• Assignment: Your answer must consist of every line from the data below that includes the word "clocks".

• Entries provided:

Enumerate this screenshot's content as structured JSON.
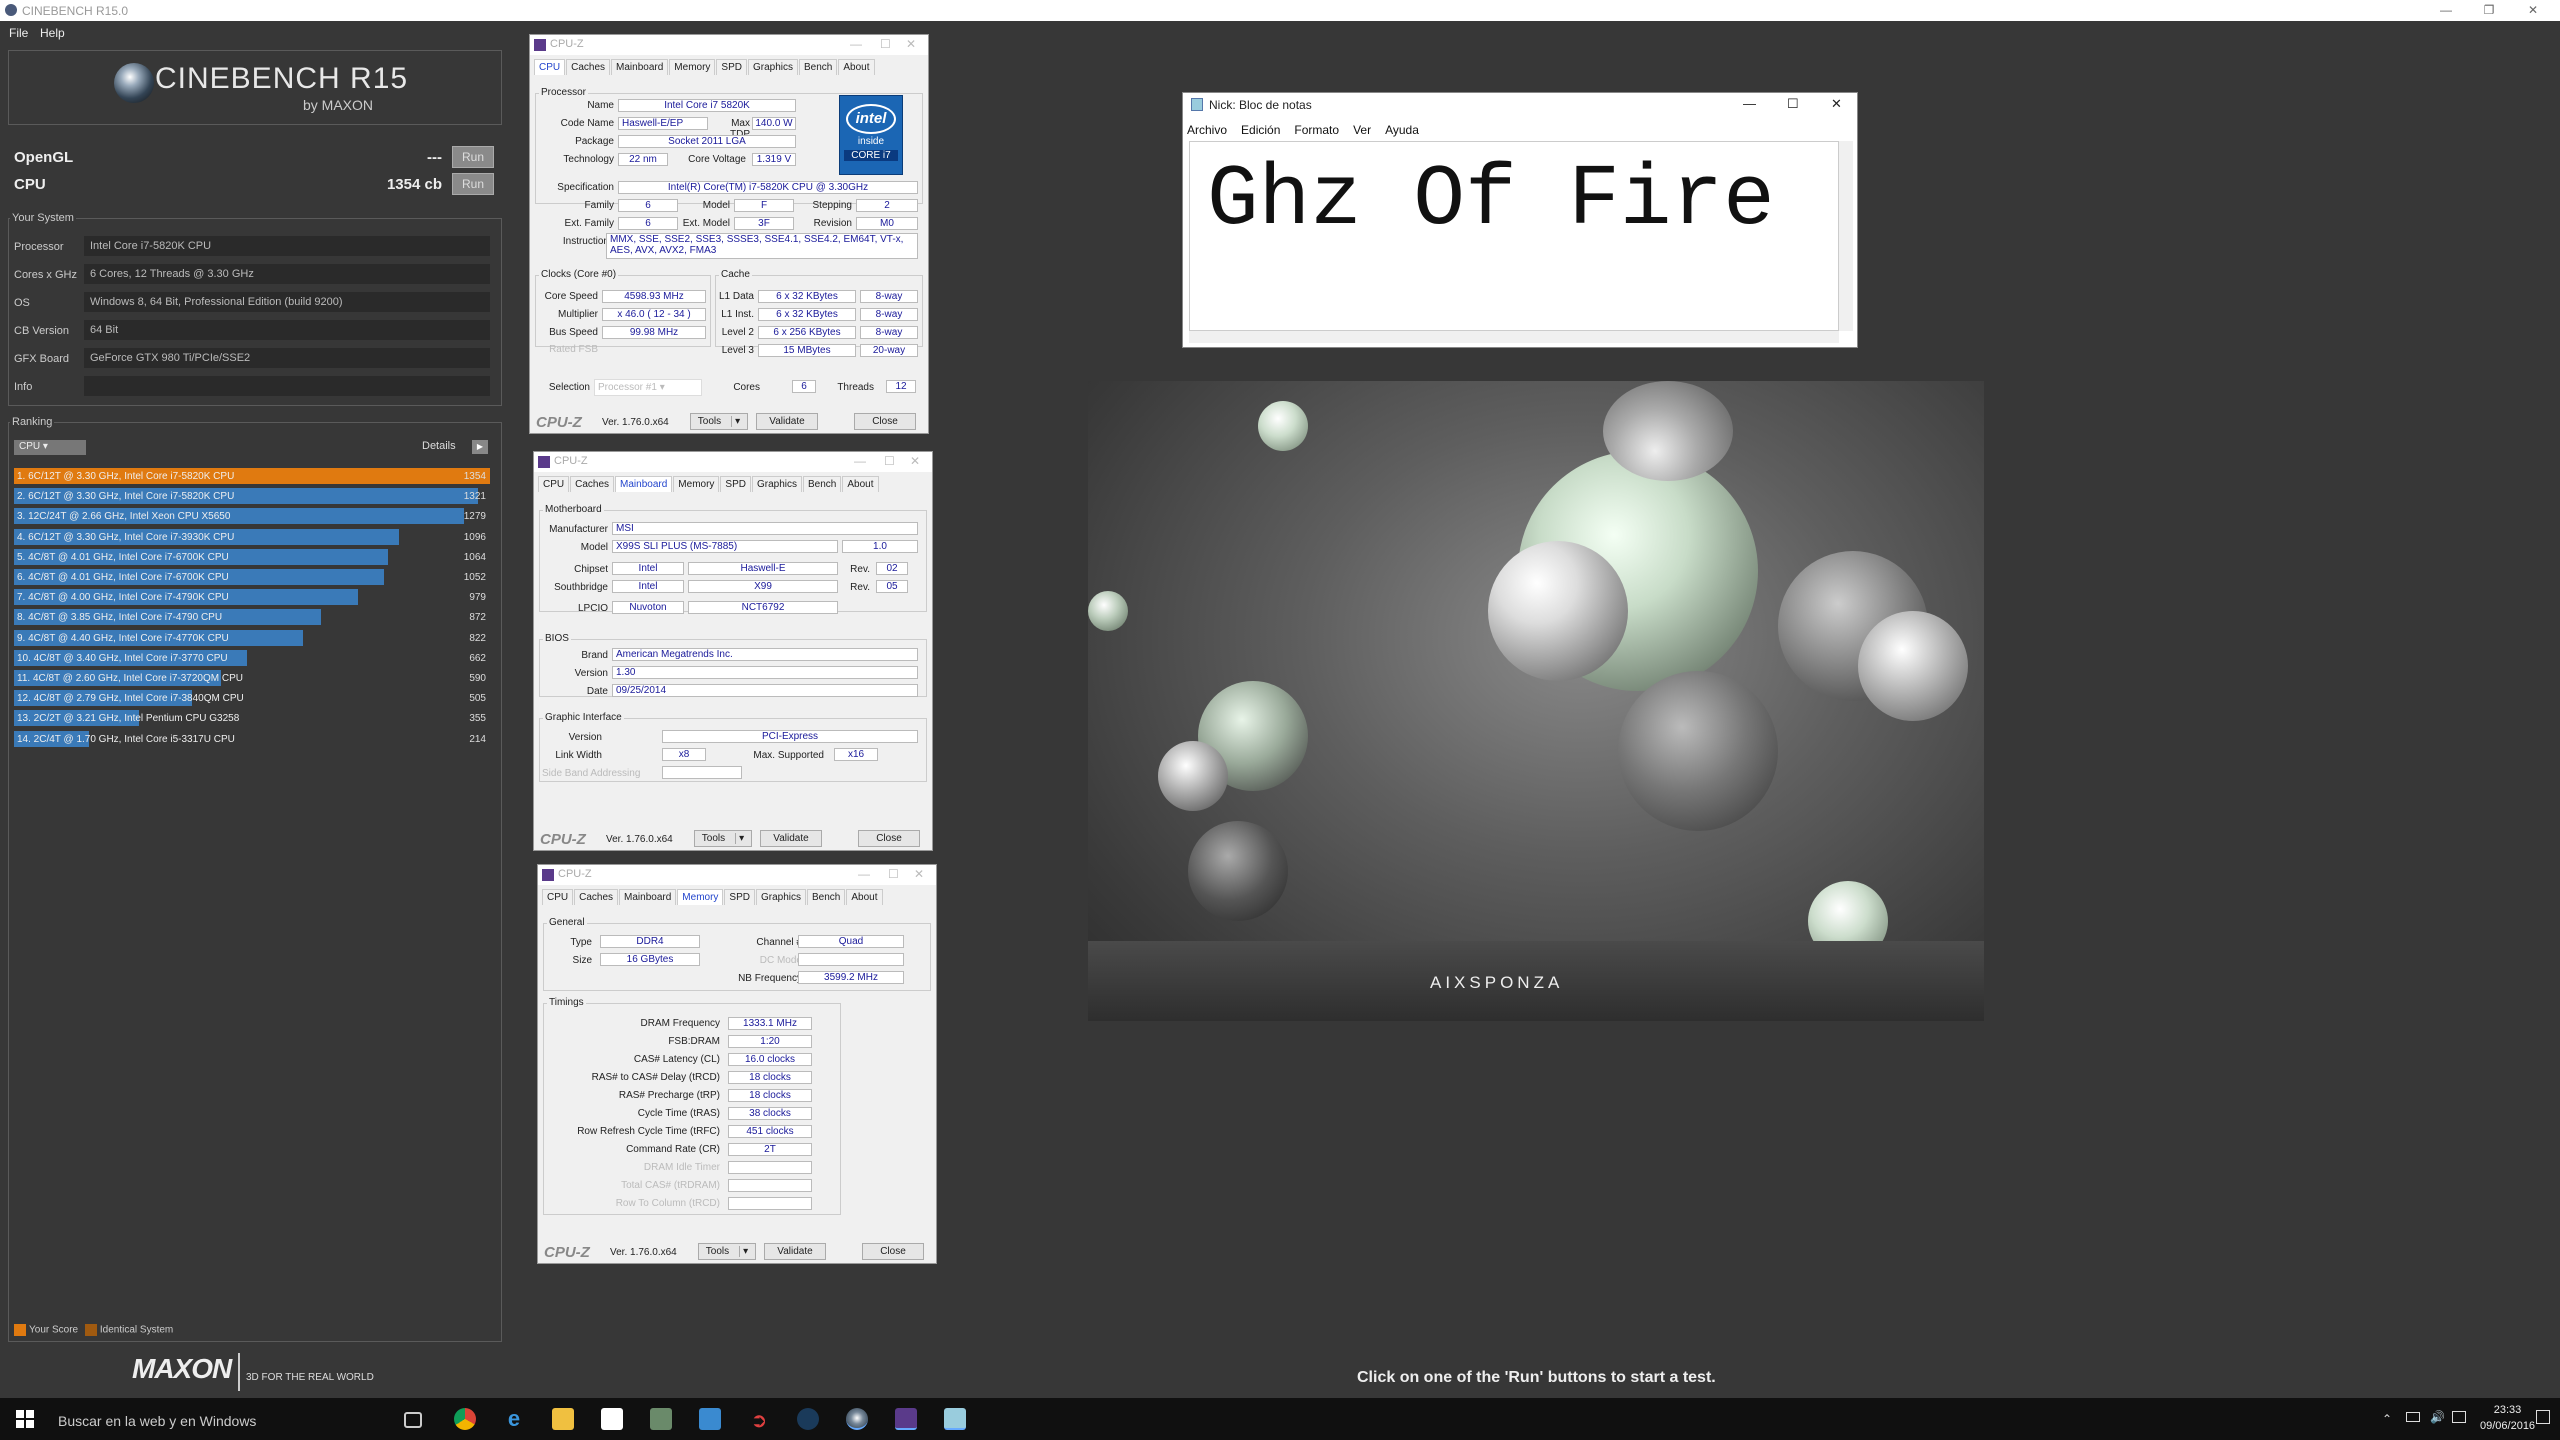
{
  "window": {
    "title": "CINEBENCH R15.0"
  },
  "menu": {
    "file": "File",
    "help": "Help"
  },
  "logo": {
    "name": "CINEBENCH R15",
    "sub": "by MAXON"
  },
  "scores": {
    "opengl": {
      "label": "OpenGL",
      "value": "---",
      "run": "Run"
    },
    "cpu": {
      "label": "CPU",
      "value": "1354 cb",
      "run": "Run"
    }
  },
  "system": {
    "title": "Your System",
    "rows": [
      {
        "k": "Processor",
        "v": "Intel Core i7-5820K CPU"
      },
      {
        "k": "Cores x GHz",
        "v": "6 Cores, 12 Threads @ 3.30 GHz"
      },
      {
        "k": "OS",
        "v": "Windows 8, 64 Bit, Professional Edition (build 9200)"
      },
      {
        "k": "CB Version",
        "v": "64 Bit"
      },
      {
        "k": "GFX Board",
        "v": "GeForce GTX 980 Ti/PCIe/SSE2"
      },
      {
        "k": "Info",
        "v": ""
      }
    ]
  },
  "ranking": {
    "title": "Ranking",
    "select": "CPU",
    "details": "Details",
    "rows": [
      {
        "label": "1. 6C/12T @ 3.30 GHz, Intel Core i7-5820K CPU",
        "score": "1354",
        "value": 1354,
        "highlight": true
      },
      {
        "label": "2. 6C/12T @ 3.30 GHz, Intel Core i7-5820K CPU",
        "score": "1321",
        "value": 1321
      },
      {
        "label": "3. 12C/24T @ 2.66 GHz, Intel Xeon CPU X5650",
        "score": "1279",
        "value": 1279
      },
      {
        "label": "4. 6C/12T @ 3.30 GHz,  Intel Core i7-3930K CPU",
        "score": "1096",
        "value": 1096
      },
      {
        "label": "5. 4C/8T @ 4.01 GHz, Intel Core i7-6700K CPU",
        "score": "1064",
        "value": 1064
      },
      {
        "label": "6. 4C/8T @ 4.01 GHz, Intel Core i7-6700K CPU",
        "score": "1052",
        "value": 1052
      },
      {
        "label": "7. 4C/8T @ 4.00 GHz, Intel Core i7-4790K CPU",
        "score": "979",
        "value": 979
      },
      {
        "label": "8. 4C/8T @ 3.85 GHz, Intel Core i7-4790 CPU",
        "score": "872",
        "value": 872
      },
      {
        "label": "9. 4C/8T @ 4.40 GHz, Intel Core i7-4770K CPU",
        "score": "822",
        "value": 822
      },
      {
        "label": "10. 4C/8T @ 3.40 GHz,  Intel Core i7-3770 CPU",
        "score": "662",
        "value": 662
      },
      {
        "label": "11. 4C/8T @ 2.60 GHz, Intel Core i7-3720QM CPU",
        "score": "590",
        "value": 590
      },
      {
        "label": "12. 4C/8T @ 2.79 GHz,  Intel Core i7-3840QM CPU",
        "score": "505",
        "value": 505
      },
      {
        "label": "13. 2C/2T @ 3.21 GHz, Intel Pentium CPU G3258",
        "score": "355",
        "value": 355
      },
      {
        "label": "14. 2C/4T @ 1.70 GHz,  Intel Core i5-3317U CPU",
        "score": "214",
        "value": 214
      }
    ],
    "legend": {
      "your": "Your Score",
      "identical": "Identical System"
    }
  },
  "colors": {
    "your_score": "#e07a10",
    "identical": "#a05a10",
    "bar": "#3a7ab8"
  },
  "footer": {
    "brand": "MAXON",
    "tagline": "3D FOR THE REAL WORLD",
    "message": "Click on one of the 'Run' buttons to start a test."
  },
  "cpuz_common": {
    "title": "CPU-Z",
    "brand": "CPU-Z",
    "version": "Ver. 1.76.0.x64",
    "tools": "Tools",
    "validate": "Validate",
    "close": "Close",
    "tabs": [
      "CPU",
      "Caches",
      "Mainboard",
      "Memory",
      "SPD",
      "Graphics",
      "Bench",
      "About"
    ]
  },
  "cpuz_cpu": {
    "processor": "Processor",
    "name_l": "Name",
    "name": "Intel Core i7 5820K",
    "codename_l": "Code Name",
    "codename": "Haswell-E/EP",
    "tdp_l": "Max TDP",
    "tdp": "140.0 W",
    "package_l": "Package",
    "package": "Socket 2011 LGA",
    "tech_l": "Technology",
    "tech": "22 nm",
    "cv_l": "Core Voltage",
    "cv": "1.319 V",
    "spec_l": "Specification",
    "spec": "Intel(R) Core(TM) i7-5820K CPU @ 3.30GHz",
    "family_l": "Family",
    "family": "6",
    "model_l": "Model",
    "model": "F",
    "stepping_l": "Stepping",
    "stepping": "2",
    "extfam_l": "Ext. Family",
    "extfam": "6",
    "extmod_l": "Ext. Model",
    "extmod": "3F",
    "rev_l": "Revision",
    "rev": "M0",
    "instr_l": "Instructions",
    "instr": "MMX, SSE, SSE2, SSE3, SSSE3, SSE4.1, SSE4.2, EM64T, VT-x, AES, AVX, AVX2, FMA3",
    "clocks": "Clocks (Core #0)",
    "cache": "Cache",
    "cs_l": "Core Speed",
    "cs": "4598.93 MHz",
    "mult_l": "Multiplier",
    "mult": "x 46.0 ( 12 - 34 )",
    "bus_l": "Bus Speed",
    "bus": "99.98 MHz",
    "rfsb_l": "Rated FSB",
    "l1d_l": "L1 Data",
    "l1d": "6 x 32 KBytes",
    "l1d_w": "8-way",
    "l1i_l": "L1 Inst.",
    "l1i": "6 x 32 KBytes",
    "l1i_w": "8-way",
    "l2_l": "Level 2",
    "l2": "6 x 256 KBytes",
    "l2_w": "8-way",
    "l3_l": "Level 3",
    "l3": "15 MBytes",
    "l3_w": "20-way",
    "sel_l": "Selection",
    "sel": "Processor #1",
    "cores_l": "Cores",
    "cores": "6",
    "threads_l": "Threads",
    "threads": "12",
    "intel": "intel",
    "inside": "inside",
    "corei7": "CORE i7"
  },
  "cpuz_mb": {
    "mb": "Motherboard",
    "man_l": "Manufacturer",
    "man": "MSI",
    "model_l": "Model",
    "model": "X99S SLI PLUS (MS-7885)",
    "model_rev": "1.0",
    "chip_l": "Chipset",
    "chip_v": "Intel",
    "chip_n": "Haswell-E",
    "rev_l": "Rev.",
    "chip_r": "02",
    "sb_l": "Southbridge",
    "sb_v": "Intel",
    "sb_n": "X99",
    "sb_r": "05",
    "lpc_l": "LPCIO",
    "lpc_v": "Nuvoton",
    "lpc_n": "NCT6792",
    "bios": "BIOS",
    "brand_l": "Brand",
    "brand": "American Megatrends Inc.",
    "ver_l": "Version",
    "ver": "1.30",
    "date_l": "Date",
    "date": "09/25/2014",
    "gi": "Graphic Interface",
    "giv_l": "Version",
    "giv": "PCI-Express",
    "lw_l": "Link Width",
    "lw": "x8",
    "ms_l": "Max. Supported",
    "ms": "x16",
    "sba_l": "Side Band Addressing"
  },
  "cpuz_mem": {
    "general": "General",
    "type_l": "Type",
    "type": "DDR4",
    "size_l": "Size",
    "size": "16 GBytes",
    "ch_l": "Channel #",
    "ch": "Quad",
    "dc_l": "DC Mode",
    "nb_l": "NB Frequency",
    "nb": "3599.2 MHz",
    "timings": "Timings",
    "rows": [
      {
        "k": "DRAM Frequency",
        "v": "1333.1 MHz"
      },
      {
        "k": "FSB:DRAM",
        "v": "1:20"
      },
      {
        "k": "CAS# Latency (CL)",
        "v": "16.0 clocks"
      },
      {
        "k": "RAS# to CAS# Delay (tRCD)",
        "v": "18 clocks"
      },
      {
        "k": "RAS# Precharge (tRP)",
        "v": "18 clocks"
      },
      {
        "k": "Cycle Time (tRAS)",
        "v": "38 clocks"
      },
      {
        "k": "Row Refresh Cycle Time (tRFC)",
        "v": "451 clocks"
      },
      {
        "k": "Command Rate (CR)",
        "v": "2T"
      },
      {
        "k": "DRAM Idle Timer",
        "v": "",
        "dis": true
      },
      {
        "k": "Total CAS# (tRDRAM)",
        "v": "",
        "dis": true
      },
      {
        "k": "Row To Column (tRCD)",
        "v": "",
        "dis": true
      }
    ]
  },
  "notepad": {
    "title": "Nick: Bloc de notas",
    "menu": [
      "Archivo",
      "Edición",
      "Formato",
      "Ver",
      "Ayuda"
    ],
    "content": "Ghz Of Fire"
  },
  "render": {
    "watermark": "AIXSPONZA"
  },
  "taskbar": {
    "search": "Buscar en la web y en Windows",
    "time": "23:33",
    "date": "09/06/2016"
  }
}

• Output of the exercise:
    "clocks": "Clocks (Core #0)",
        "v": "16.0 clocks"
        "v": "18 clocks"
        "v": "18 clocks"
        "v": "38 clocks"
        "v": "451 clocks"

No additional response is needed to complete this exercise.